┌──

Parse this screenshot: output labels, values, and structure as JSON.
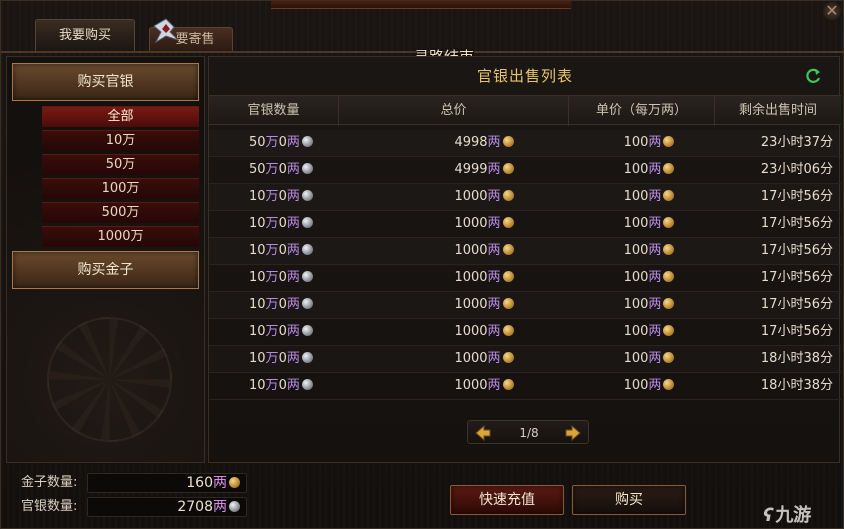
{
  "window": {
    "close_glyph": "✕"
  },
  "tabs": {
    "buy_label": "我要购买",
    "sell_label": "要寄售"
  },
  "path_notice": "寻路结束",
  "left": {
    "buy_silver": "购买官银",
    "amounts": [
      "全部",
      "10万",
      "50万",
      "100万",
      "500万",
      "1000万"
    ],
    "buy_gold": "购买金子"
  },
  "list": {
    "title": "官银出售列表",
    "refresh_icon": "refresh-icon",
    "headers": [
      "官银数量",
      "总价",
      "单价（每万两）",
      "剩余出售时间"
    ],
    "rows": [
      {
        "qty_num": "50",
        "qty_unit1": "万",
        "qty_zero": "0",
        "qty_unit2": "两",
        "total": "4998",
        "total_unit": "两",
        "unit": "100",
        "unit_unit": "两",
        "time": "23小时37分"
      },
      {
        "qty_num": "50",
        "qty_unit1": "万",
        "qty_zero": "0",
        "qty_unit2": "两",
        "total": "4999",
        "total_unit": "两",
        "unit": "100",
        "unit_unit": "两",
        "time": "23小时06分"
      },
      {
        "qty_num": "10",
        "qty_unit1": "万",
        "qty_zero": "0",
        "qty_unit2": "两",
        "total": "1000",
        "total_unit": "两",
        "unit": "100",
        "unit_unit": "两",
        "time": "17小时56分"
      },
      {
        "qty_num": "10",
        "qty_unit1": "万",
        "qty_zero": "0",
        "qty_unit2": "两",
        "total": "1000",
        "total_unit": "两",
        "unit": "100",
        "unit_unit": "两",
        "time": "17小时56分"
      },
      {
        "qty_num": "10",
        "qty_unit1": "万",
        "qty_zero": "0",
        "qty_unit2": "两",
        "total": "1000",
        "total_unit": "两",
        "unit": "100",
        "unit_unit": "两",
        "time": "17小时56分"
      },
      {
        "qty_num": "10",
        "qty_unit1": "万",
        "qty_zero": "0",
        "qty_unit2": "两",
        "total": "1000",
        "total_unit": "两",
        "unit": "100",
        "unit_unit": "两",
        "time": "17小时56分"
      },
      {
        "qty_num": "10",
        "qty_unit1": "万",
        "qty_zero": "0",
        "qty_unit2": "两",
        "total": "1000",
        "total_unit": "两",
        "unit": "100",
        "unit_unit": "两",
        "time": "17小时56分"
      },
      {
        "qty_num": "10",
        "qty_unit1": "万",
        "qty_zero": "0",
        "qty_unit2": "两",
        "total": "1000",
        "total_unit": "两",
        "unit": "100",
        "unit_unit": "两",
        "time": "17小时56分"
      },
      {
        "qty_num": "10",
        "qty_unit1": "万",
        "qty_zero": "0",
        "qty_unit2": "两",
        "total": "1000",
        "total_unit": "两",
        "unit": "100",
        "unit_unit": "两",
        "time": "18小时38分"
      },
      {
        "qty_num": "10",
        "qty_unit1": "万",
        "qty_zero": "0",
        "qty_unit2": "两",
        "total": "1000",
        "total_unit": "两",
        "unit": "100",
        "unit_unit": "两",
        "time": "18小时38分"
      }
    ]
  },
  "pager": {
    "page": "1/8"
  },
  "stats": {
    "gold_label": "金子数量:",
    "gold_value": "160",
    "gold_unit": "两",
    "silver_label": "官银数量:",
    "silver_value": "2708",
    "silver_unit": "两"
  },
  "buttons": {
    "recharge": "快速充值",
    "buy": "购买"
  },
  "watermark": "九游"
}
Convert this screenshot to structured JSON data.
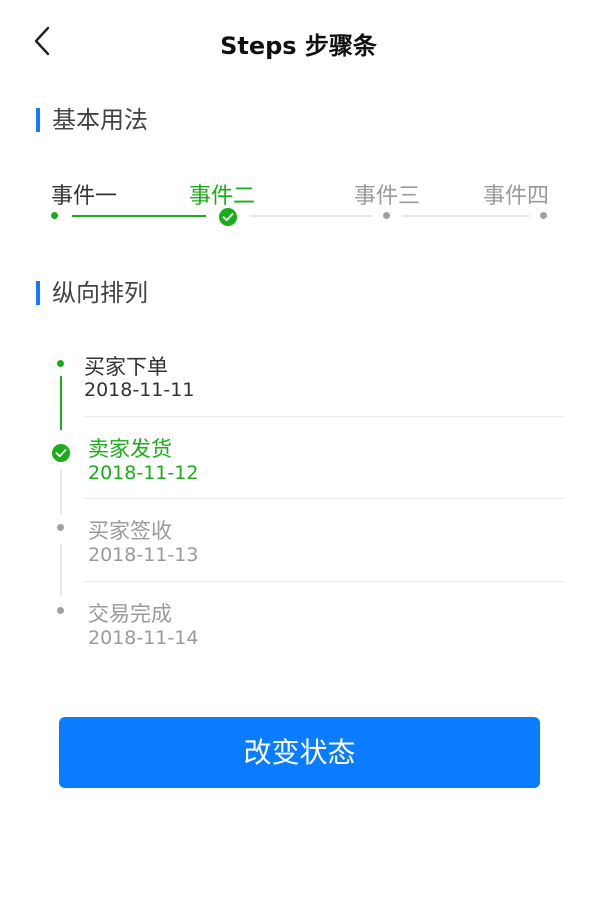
{
  "header": {
    "title": "Steps 步骤条"
  },
  "icons": {
    "back": "chevron-left-icon",
    "check": "check-circle-icon"
  },
  "colors": {
    "active": "#1aad19",
    "todo": "#9a9a9a",
    "accent": "#1677ff",
    "button": "#0a7cff"
  },
  "basic": {
    "title": "基本用法",
    "steps": [
      {
        "label": "事件一",
        "status": "finish"
      },
      {
        "label": "事件二",
        "status": "process"
      },
      {
        "label": "事件三",
        "status": "wait"
      },
      {
        "label": "事件四",
        "status": "wait"
      }
    ]
  },
  "vertical": {
    "title": "纵向排列",
    "steps": [
      {
        "label": "买家下单",
        "date": "2018-11-11",
        "status": "finish"
      },
      {
        "label": "卖家发货",
        "date": "2018-11-12",
        "status": "process"
      },
      {
        "label": "买家签收",
        "date": "2018-11-13",
        "status": "wait"
      },
      {
        "label": "交易完成",
        "date": "2018-11-14",
        "status": "wait"
      }
    ]
  },
  "action": {
    "label": "改变状态"
  }
}
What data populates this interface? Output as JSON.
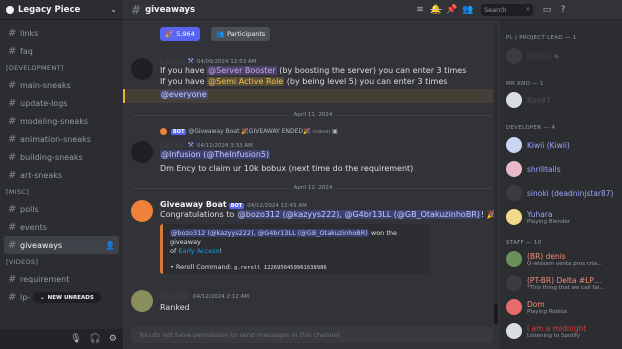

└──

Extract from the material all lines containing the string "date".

        "date": "2018-11-11",
        "date": "2018-11-12",
        "date": "2018-11-13",
        "date": "2018-11-14",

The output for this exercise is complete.